Between a Mother’s Day freeze and recent flooding, many soybean acres in the Midwest may need to be replanted in the weeks to come.
Growers with dicamba-tolerant Xtend soybeans should keep in mind the tight windows for legal applications, cautioned University of Illinois weed scientist Aaron Hager. Many growers face application limits from both the federal label and from state cutoff dates.
“If you completely replant a dicamba soybean field right now, you may get a new 45-day window to spray dicamba from the federal label; but in Illinois, you also have to remember that June 20 is the state-mandated last day of dicamba applications in soybeans,” Hager said.
The Illinois Department of Agriculture also instituted a temperature cutoff for dicamba applications of 85 degrees, which is still in place. See more here: https://www2.illinois.gov/….
Indiana farmers also face a June 20 cutoff. The Office of Indiana State Chemist hopes the new limit this year will cut the state’s dicamba injury complaints — which surged to a record 178 last year — in half in 2020, said David Scott, pesticide program administrator for the agency.
Although both states have experienced major flooding and freezing temperatures in the past two weeks, neither pesticide regulatory agency is open to moving or altering the cutoff date, state officials told DTN.
“The Illinois Department of Agriculture set the 2020 dicamba restrictions after careful consideration following the 2019 growing season,” said Krista Lisser, public information officer for the department. “We have every intention of holding dicamba applications to the June 20 cutoff date.”
Last year, the Illinois Department of Agriculture rolled a June 30 cutoff date for dicamba applications to July 15 to accommodate planting delays. Dicamba injury reports soared in the state, with the bulk of off-target injury coming after the original cutoff date, as the state’s injury complaints rose to a record 723 reports. (See more here: https://www.dtnpf.com/…)
That experience was eye-opening for surrounding states, said Indiana’s Scott.
“Our cutoff date is pretty much set in stone,” he told DTN. “It’s based on risk. We feel the benefits portion of the equation has already been given plenty of consideration by EPA and others to get us to this point.”

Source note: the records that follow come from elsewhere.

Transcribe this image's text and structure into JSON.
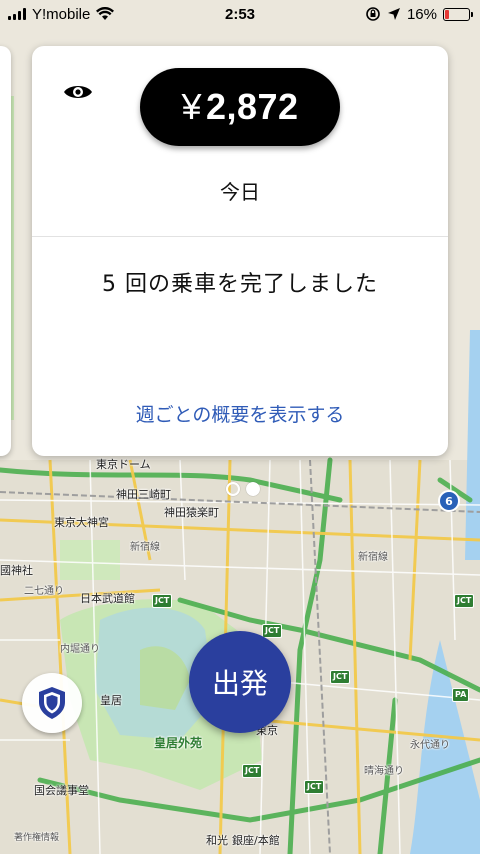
{
  "status_bar": {
    "carrier": "Y!mobile",
    "time": "2:53",
    "battery": "16%",
    "battery_level": 0.16,
    "battery_color": "#e53935"
  },
  "earnings_card": {
    "currency": "¥",
    "amount": "2,872",
    "period": "今日",
    "trips_summary": "5 回の乗車を完了しました",
    "weekly_link": "週ごとの概要を表示する",
    "link_color": "#2f5bb7",
    "visibility_icon": "eye-icon"
  },
  "pagination": {
    "count": 2,
    "active_index": 1
  },
  "go_button": {
    "label": "出発",
    "color": "#2a3f9e"
  },
  "safety_button": {
    "icon": "shield-icon"
  },
  "map": {
    "labels": {
      "kandamisaki": "神田三崎町",
      "kandasarugaku": "神田猿楽町",
      "tokyodaijingu": "東京大神宮",
      "shinjukusen": "新宿線",
      "kokujinja": "國神社",
      "nichome": "二七通り",
      "budokan": "日本武道館",
      "uchibori": "内堀通り",
      "kokyo": "皇居",
      "kokyogaien": "皇居外苑",
      "kokkai": "国会議事堂",
      "tokyo": "東京",
      "wako": "和光",
      "ginza": "銀座/本館",
      "eitai": "永代通り",
      "tokyodome": "東京ドーム",
      "shinjukusen2": "新宿線",
      "harumi": "晴海通り",
      "jct": "JCT",
      "route6": "6",
      "pa": "PA",
      "kyobashi": "著作権情報"
    }
  }
}
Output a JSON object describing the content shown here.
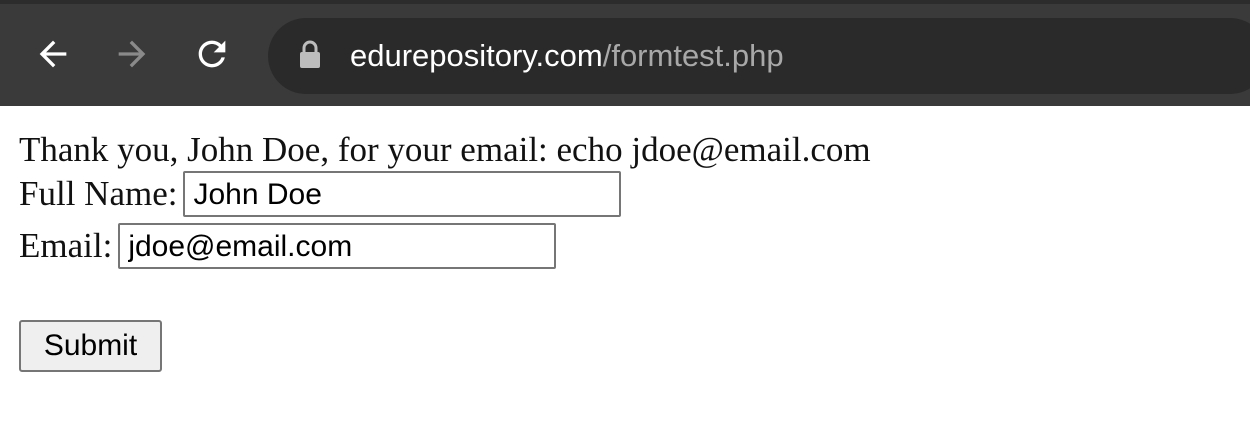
{
  "browser": {
    "url_host": "edurepository.com",
    "url_path": "/formtest.php",
    "back_icon": "arrow-left-icon",
    "forward_icon": "arrow-right-icon",
    "reload_icon": "reload-icon",
    "lock_icon": "lock-icon",
    "bar_color": "#3a3a3a",
    "omnibox_color": "#2a2a2a"
  },
  "page": {
    "thank_you_text": "Thank you, John Doe, for your email: echo jdoe@email.com",
    "name_label": "Full Name:",
    "name_value": "John Doe",
    "email_label": "Email:",
    "email_value": "jdoe@email.com",
    "submit_label": "Submit"
  }
}
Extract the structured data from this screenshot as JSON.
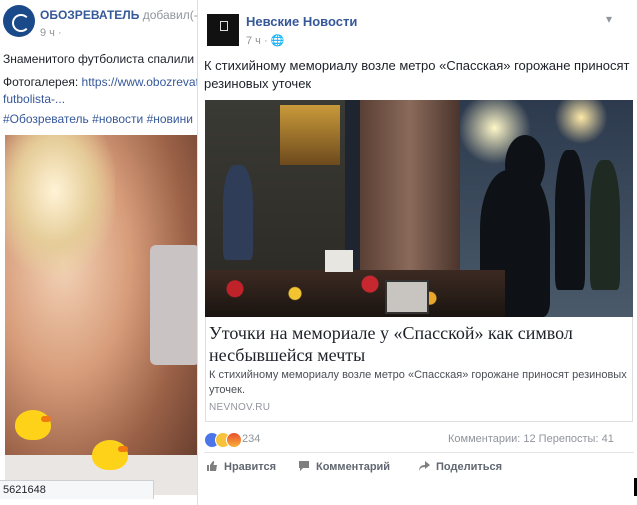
{
  "left_post": {
    "page_name": "ОБОЗРЕВАТЕЛЬ",
    "added_text": "добавил(-а",
    "time": "9 ч ·",
    "text_line1": "Знаменитого футболиста спалили на",
    "gallery_label": "Фотогалерея: ",
    "gallery_link": "https://www.obozrevate",
    "gallery_link_cont": "futbolista-...",
    "hashtags": "#Обозреватель #новости #новини",
    "photo_id": "5621648"
  },
  "right_post": {
    "page_name": "Невские Новости",
    "time": "7 ч · 🌐",
    "menu_caret": "▾",
    "text": "К стихийному мемориалу возле метро «Спасская» горожане приносят резиновых уточек",
    "link": {
      "title": "Уточки на мемориале у «Спасской» как символ несбывшейся мечты",
      "description": "К стихийному мемориалу возле метро «Спасская» горожане приносят резиновых уточек.",
      "domain": "NEVNOV.RU"
    },
    "reactions_count": "234",
    "stats": "Комментарии: 12   Перепосты: 41",
    "actions": {
      "like": "Нравится",
      "comment": "Комментарий",
      "share": "Поделиться"
    }
  },
  "icons": {
    "like": "thumbs-up-icon",
    "comment": "comment-icon",
    "share": "share-arrow-icon"
  },
  "colors": {
    "link_blue": "#365899",
    "meta_gray": "#90949c",
    "like_blue": "#4a76e8"
  }
}
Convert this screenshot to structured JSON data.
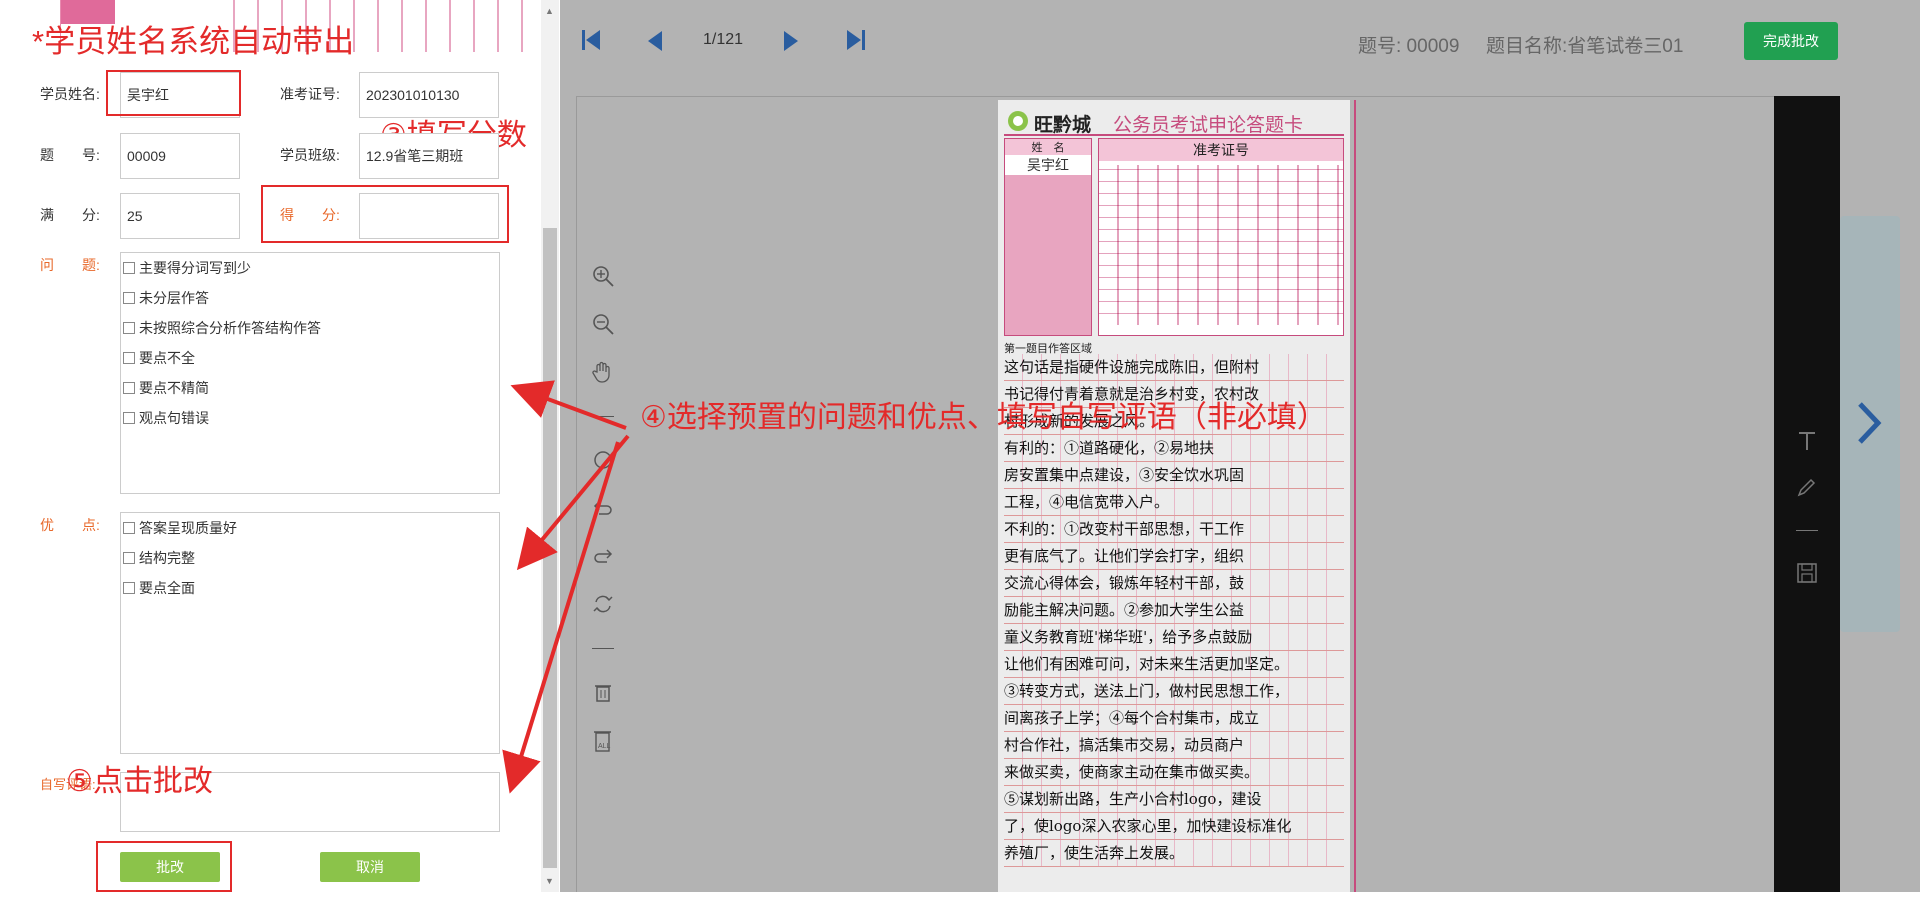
{
  "form": {
    "top_partial_label": "学员姓名系统自动带出",
    "student_name_label": "学员姓名:",
    "student_name_value": "吴宇红",
    "exam_no_label": "准考证号:",
    "exam_no_value": "202301010130",
    "question_no_label": "题　　号:",
    "question_no_value": "00009",
    "class_label": "学员班级:",
    "class_value": "12.9省笔三期班",
    "full_score_label": "满　　分:",
    "full_score_value": "25",
    "score_label": "得　　分:",
    "score_value": "",
    "problems_label": "问　　题:",
    "problems": [
      "主要得分词写到少",
      "未分层作答",
      "未按照综合分析作答结构作答",
      "要点不全",
      "要点不精简",
      "观点句错误"
    ],
    "merits_label": "优　　点:",
    "merits": [
      "答案呈现质量好",
      "结构完整",
      "要点全面"
    ],
    "comment_label": "自写评语:",
    "submit_label": "批改",
    "cancel_label": "取消"
  },
  "annotations": {
    "a1": "*学员姓名系统自动带出",
    "a3": "③填写分数",
    "a4": "④选择预置的问题和优点、填写自写评语（非必填）",
    "a5": "⑤点击批改"
  },
  "viewer": {
    "page_indicator": "1/121",
    "question_no_text": "题号: 00009",
    "question_name_text": "题目名称:省笔试卷三01",
    "done_button": "完成批改"
  },
  "sheet": {
    "brand": "旺黔城",
    "title": "公务员考试申论答题卡",
    "name_header": "姓　名",
    "name_value": "吴宇红",
    "exam_no_header": "准考证号",
    "area_label": "第一题目作答区域",
    "lines": [
      "这句话是指硬件设施完成陈旧，但附村",
      "书记得付青着意就是治乡村变，农村改",
      "村形成新的发展之风。",
      "有利的：①道路硬化，②易地扶",
      "房安置集中点建设，③安全饮水巩固",
      "工程，④电信宽带入户。",
      "不利的：①改变村干部思想，干工作",
      "更有底气了。让他们学会打字，组织",
      "交流心得体会，锻炼年轻村干部，鼓",
      "励能主解决问题。②参加大学生公益",
      "童义务教育班'梯华班'，给予多点鼓励",
      "让他们有困难可问，对未来生活更加坚定。",
      "③转变方式，送法上门，做村民思想工作，",
      "间离孩子上学；④每个合村集市，成立",
      "村合作社，搞活集市交易，动员商户",
      "来做买卖，使商家主动在集市做买卖。",
      "⑤谋划新出路，生产小合村logo，建设",
      "了，使logo深入农家心里，加快建设标准化",
      "养殖厂，使生活奔上发展。"
    ]
  },
  "colors": {
    "annotation_red": "#e32a2a",
    "orange_label": "#e8682a",
    "green_button": "#8bc34a",
    "done_green": "#21a051",
    "sheet_pink": "#c64b7d"
  }
}
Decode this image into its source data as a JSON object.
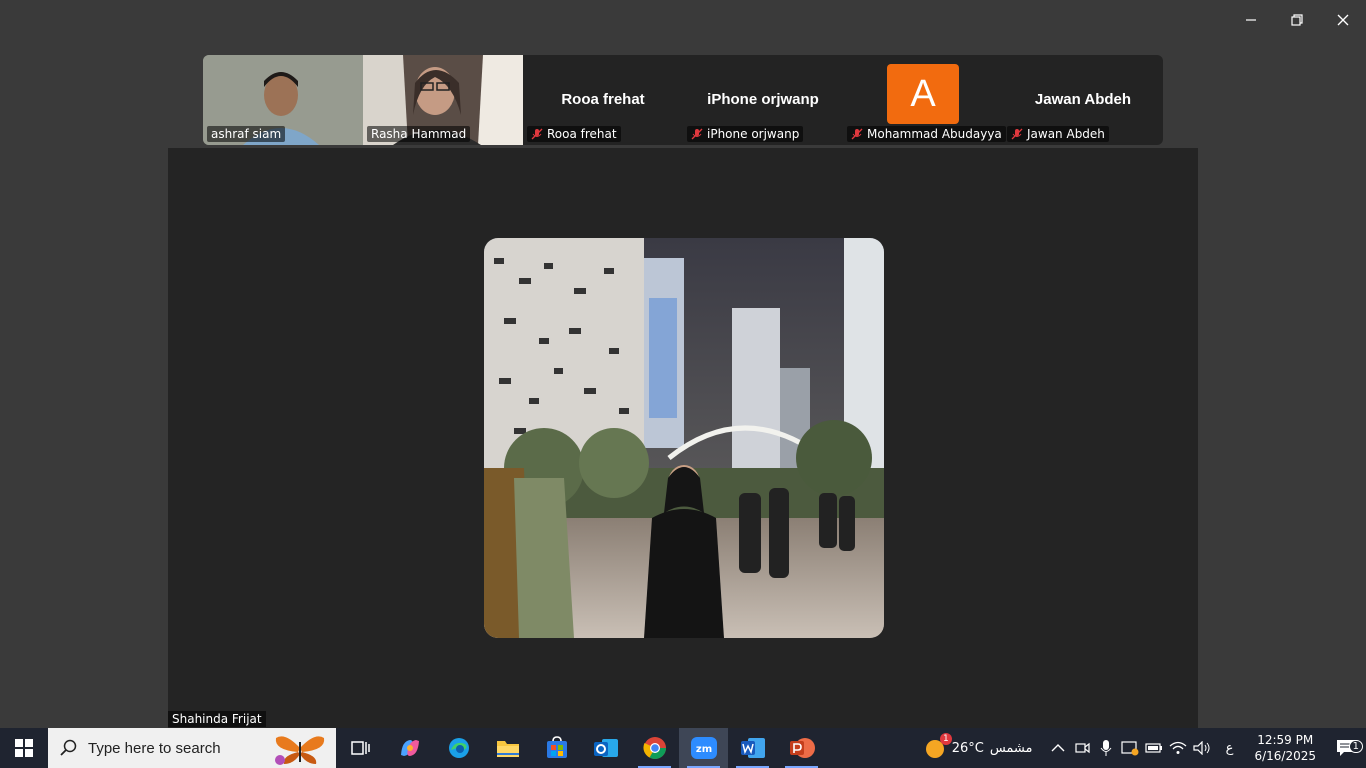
{
  "participants": [
    {
      "name": "ashraf siam",
      "type": "video"
    },
    {
      "name": "Rasha Hammad",
      "type": "video"
    },
    {
      "name": "Rooa frehat",
      "type": "name",
      "display": "Rooa frehat"
    },
    {
      "name": "iPhone orjwanp",
      "type": "name",
      "display": "iPhone orjwanp"
    },
    {
      "name": "Mohammad Abudayya",
      "type": "avatar",
      "initial": "A"
    },
    {
      "name": "Jawan Abdeh",
      "type": "name",
      "display": "Jawan Abdeh"
    }
  ],
  "active_speaker": {
    "name": "Shahinda Frijat"
  },
  "taskbar": {
    "search_placeholder": "Type here to search",
    "weather_temp": "26°C",
    "weather_text": "مشمس",
    "weather_badge": "1",
    "lang": "ع",
    "time": "12:59 PM",
    "date": "6/16/2025",
    "notification_count": "1"
  },
  "colors": {
    "avatar_orange": "#f26b0f",
    "taskbar_bg": "#1f2430",
    "mute_red": "#e0383e"
  }
}
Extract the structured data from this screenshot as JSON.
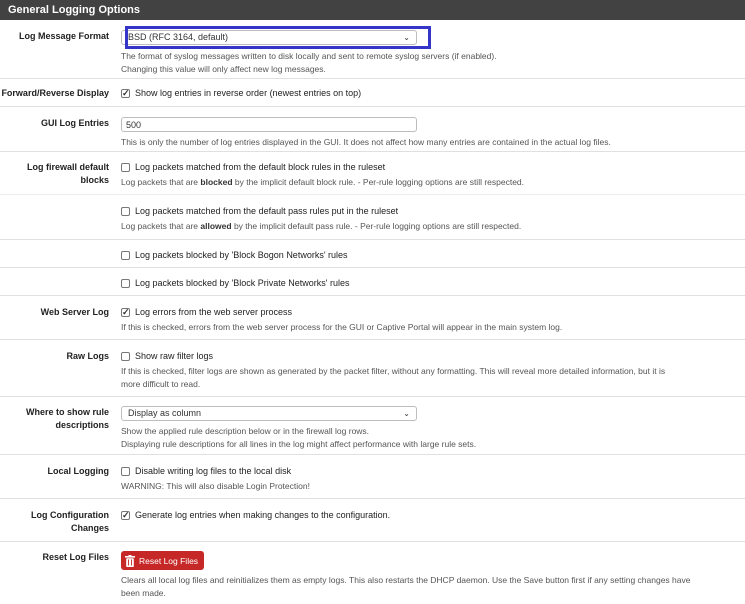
{
  "panel": {
    "title": "General Logging Options"
  },
  "log_message_format": {
    "label": "Log Message Format",
    "value": "BSD (RFC 3164, default)",
    "help1": "The format of syslog messages written to disk locally and sent to remote syslog servers (if enabled).",
    "help2": "Changing this value will only affect new log messages."
  },
  "forward_reverse": {
    "label": "Forward/Reverse Display",
    "checked": true,
    "text": "Show log entries in reverse order (newest entries on top)"
  },
  "gui_log_entries": {
    "label": "GUI Log Entries",
    "value": "500",
    "help": "This is only the number of log entries displayed in the GUI. It does not affect how many entries are contained in the actual log files."
  },
  "firewall_default": {
    "label1": "Log firewall default",
    "label2": "blocks",
    "block_text": "Log packets matched from the default block rules in the ruleset",
    "block_help_pre": "Log packets that are ",
    "block_help_bold": "blocked",
    "block_help_post": " by the implicit default block rule. - Per-rule logging options are still respected.",
    "pass_text": "Log packets matched from the default pass rules put in the ruleset",
    "pass_help_pre": "Log packets that are ",
    "pass_help_bold": "allowed",
    "pass_help_post": " by the implicit default pass rule. - Per-rule logging options are still respected.",
    "bogon_text": "Log packets blocked by 'Block Bogon Networks' rules",
    "private_text": "Log packets blocked by 'Block Private Networks' rules"
  },
  "web_server_log": {
    "label": "Web Server Log",
    "checked": true,
    "text": "Log errors from the web server process",
    "help": "If this is checked, errors from the web server process for the GUI or Captive Portal will appear in the main system log."
  },
  "raw_logs": {
    "label": "Raw Logs",
    "text": "Show raw filter logs",
    "help1": "If this is checked, filter logs are shown as generated by the packet filter, without any formatting. This will reveal more detailed information, but it is",
    "help2": "more difficult to read."
  },
  "rule_descriptions": {
    "label1": "Where to show rule",
    "label2": "descriptions",
    "value": "Display as column",
    "help1": "Show the applied rule description below or in the firewall log rows.",
    "help2": "Displaying rule descriptions for all lines in the log might affect performance with large rule sets."
  },
  "local_logging": {
    "label": "Local Logging",
    "text": "Disable writing log files to the local disk",
    "help": "WARNING: This will also disable Login Protection!"
  },
  "config_changes": {
    "label1": "Log Configuration",
    "label2": "Changes",
    "checked": true,
    "text": "Generate log entries when making changes to the configuration."
  },
  "reset_log_files": {
    "label": "Reset Log Files",
    "button": "Reset Log Files",
    "help1": "Clears all local log files and reinitializes them as empty logs. This also restarts the DHCP daemon. Use the Save button first if any setting changes have",
    "help2": "been made."
  },
  "colors": {
    "heading": "#424242",
    "highlight": "#3535c8",
    "danger": "#c62828"
  }
}
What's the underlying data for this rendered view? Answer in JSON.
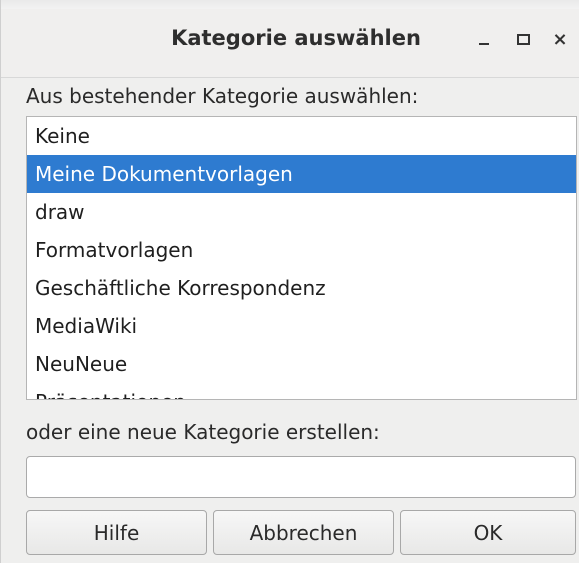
{
  "window": {
    "title": "Kategorie auswählen",
    "controls": {
      "minimize_icon": "minimize-icon",
      "maximize_icon": "maximize-icon",
      "close_glyph": "×"
    }
  },
  "existing": {
    "label": "Aus bestehender Kategorie auswählen:",
    "selected_color": "#2e7bd0",
    "items": [
      {
        "label": "Keine",
        "selected": false
      },
      {
        "label": "Meine Dokumentvorlagen",
        "selected": true
      },
      {
        "label": "draw",
        "selected": false
      },
      {
        "label": "Formatvorlagen",
        "selected": false
      },
      {
        "label": "Geschäftliche Korrespondenz",
        "selected": false
      },
      {
        "label": "MediaWiki",
        "selected": false
      },
      {
        "label": "NeuNeue",
        "selected": false
      },
      {
        "label": "Präsentationen",
        "selected": false
      }
    ]
  },
  "new_category": {
    "label": "oder eine neue Kategorie erstellen:",
    "value": ""
  },
  "buttons": {
    "help": "Hilfe",
    "cancel": "Abbrechen",
    "ok": "OK"
  }
}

Data on temperature, humidity and the growth stages of nontarget vegetation were the basis for Indiana’s cutoff date, he said. “The factors that went into that decision haven’t changed,” he said. “And everybody knew what the cutoff date was going into this season.”
Other state cutoff dates include Minnesota (June 20), North Dakota (June 30) and South Dakota (June 30). Arkansas farmers run into their state’s limit on dicamba applications on May 25.
With state agencies unlikely to budge on these cutoffs, some soybean farmers need to have a backup plan for weed control, Hager said.
Even if soybean fields are fully replanted this weekend and next week, they will have less than a month of growth before the Illinois, Indiana and Minnesota cutoff dates take effect.
“We’ll have soybeans out of the ground, but in 30-inch rows, you’re not going to have canopy closure that quickly,” Hager said. “One suggestion is that in these later applications, growers might want to consider adding a residual herbicide to the tank.”
Early planted soybeans that survived the cold and the flood could also run out of a time for dicamba applications, he added. Soybean fields planted on April 6, for example, have already hit the 45-day post-planting limit on the federal label of the in-season dicamba herbicides Engenia, XtendiMax, FeXapan and Tavium.
Regardless of when those soybeans actually emerged and started growing, your application window is tied to that original planting date, Hager noted.
“If you’re running into your 45-day post-planting application limit in mid-May, there is still a lot of the season left,” he said. “We have waterhemp just now starting to come up, and you can’t count on canopy closure to protect you.”